Workers' Compensation Act, Expert opinion. Evidence, Expert opinion, Scientific test. Multiple Chemical Sensitivity.
The Department of Industrial Accidents reviewing board properly affirmed an administrative law judge's denial of a claim for workers' compensation benefits pursuant to G. L. c. 152, s. 34A, where the judge was justified in discounting as unreliable a physician's diagnosis of the claimant as having multiple chemical sensitivity. [524-525]
APPEAL from a decision of the Industrial Accident Reviewing Board.
Michael C. Akashian for the employee.
John A. Christopher, Assistant City Solicitor, for the employer.
DOERFER, J. The employee appeals from the summary affirmance by the Department of Industrial Accidents reviewing board of an administrative law judge's (ALJ's) denial and dismissal of her claim for workers' compensation benefits pursuant to G. L. c. 152, § 34A. We affirm.

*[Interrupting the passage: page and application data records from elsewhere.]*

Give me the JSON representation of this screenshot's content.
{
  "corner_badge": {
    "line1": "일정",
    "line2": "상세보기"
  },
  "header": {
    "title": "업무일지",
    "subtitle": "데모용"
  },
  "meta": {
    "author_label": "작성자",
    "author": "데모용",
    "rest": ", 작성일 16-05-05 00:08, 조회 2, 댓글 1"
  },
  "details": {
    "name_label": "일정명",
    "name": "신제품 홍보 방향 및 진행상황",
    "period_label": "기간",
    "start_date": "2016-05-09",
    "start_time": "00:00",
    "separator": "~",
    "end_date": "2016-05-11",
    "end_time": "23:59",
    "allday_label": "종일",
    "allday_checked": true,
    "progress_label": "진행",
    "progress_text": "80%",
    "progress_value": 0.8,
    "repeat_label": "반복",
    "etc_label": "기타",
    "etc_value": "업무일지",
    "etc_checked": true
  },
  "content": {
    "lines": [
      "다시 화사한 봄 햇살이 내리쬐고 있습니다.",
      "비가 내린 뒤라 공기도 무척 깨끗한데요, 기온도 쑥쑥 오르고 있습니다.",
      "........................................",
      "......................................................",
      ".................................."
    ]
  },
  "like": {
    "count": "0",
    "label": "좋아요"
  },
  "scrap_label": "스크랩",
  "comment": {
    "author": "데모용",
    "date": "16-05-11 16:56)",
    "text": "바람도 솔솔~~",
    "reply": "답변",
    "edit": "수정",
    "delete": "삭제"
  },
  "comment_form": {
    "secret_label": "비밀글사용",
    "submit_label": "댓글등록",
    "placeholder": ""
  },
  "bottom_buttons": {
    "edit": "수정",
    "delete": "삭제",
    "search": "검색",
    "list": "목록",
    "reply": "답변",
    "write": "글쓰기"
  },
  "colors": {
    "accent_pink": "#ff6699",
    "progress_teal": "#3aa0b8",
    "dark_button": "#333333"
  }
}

Background. The employee worked as a special needs teacher for the defendant city from 1978 to July, 2000. On January 25, 1996, she first noticed a chemical odor in her classroom, and experienced shortness of breath, fatigue, and a burning sensation on her skin. In October or November, 1996, she began treatment with Dr. Howard Hu, who diagnosed Multiple Chemical Sensitivity (MCS). More than a year after symptom onset, she took sick leave from work from February, 1997, through late April, 1997. She continued to work for three more years until June, 2000, but concluded that she could not return to teaching in September, 2000.
The employee received temporary total incapacity benefits under G. L. c. 152, § 34, but did not undergo any active medical treatment other than checkups. Prior to December, 2003, when § 34 benefits were exhausted, the employee had filed a claim for permanent total incapacity under G. L. c. 152, § 34A. Pursuant to G. L. c. 152, § 11A, an impartial physician, Dr. Barbara Scolnick, examined the employee, reporting a diagnosis of MCS. Dr. Scolnick also admitted that such a diagnosis was not recognized by the American Medical Association (AMA) or by the United States Centers for Disease Control and Prevention (CDC). The ALJ ruled that this report was inadequate to support the claim, because the MCS diagnosis could not legally support an award of ongoing benefits. As the parties were then authorized to submit additional expert medical testimony, the employee offered a report from her treating physician, Dr. Hu.
Discussion. The only evidence remaining in the record tending to support the employee's claim was the report submitted by Dr. Hu who opined that the employee's headaches and other symptoms were due to her sensitivity to volatile organic compounds to which she was initially exposed at her workplace. He did not describe his diagnosis in terms of MCS, stating that such a diagnosis was not recognized in the Massachusetts court system. It is clear, however, that his previous diagnosis of MCS had not changed, and that only the terms by which he described the diagnosis had changed.
The ALJ regarded the diagnosis of MCS as unreliable, based on the admission of Dr. Scolnick that such a diagnosis was not recognized by either the AMA or the CDC. This aspect of Dr. Scolnick's testimony fairly detracted from the evidence provided by Dr. Hu and was a sufficient basis upon which to reject Dr. Hu's opinion as to the nature of the employee's malady and its connection to her workplace. See Narducci v. Contributory Retirement Appeal Bd., 68 Mass. App. Ct. 127 , 137 (2007) (basis for rejecting uncontradicted expert opinion evidence must appear in record).
We note that we do not rely on the argument that, as a matter of law, a diagnosis of MCS cannot support a disability claim. In Canavan's Case, 432 Mass. 304 , 310-312 (2000), the Supreme
Judicial Court announced that the admissibility of evidence of medical causation and the application of the principles set forth in Commonwealth v. Lanigan, 419 Mass. 15 , 25-26 (1994), for the admission of scientific evidence would be reviewed on an abuse of discretion standard and not on the basis of a de novo determination. It is not appropriate for a court to rule that a given scientific theory is valid or invalid as a matter of law.
"In reality, the validity of a scientific theory is not always certain. The process of constant scientific testing, over time, validates certain theories and discredits others. A decision by an appellate court that as a matter of law a certain scientific theory or method is reliable or unreliable may freeze perceptions concerning the evidentiary usefulness of the theory or method without accounting for the evolving state of scientific knowledge." Canavan's Case, supra at 311.
Here the ALJ regarded the diagnosis as unreliable and was justified in doing so by the other evidence in the case. There is no merit to the employee's argument that the ALJ was required to accept Dr. Hu's opinion. Narducci v. Contributory Retirement Appeal Bd., supra at 137. [Note 1]
Decision of the reviewing board affirmed.
[Note 1] We have considered other issues raised by the employee, and in light of our analysis, supra, we need not address such arguments further.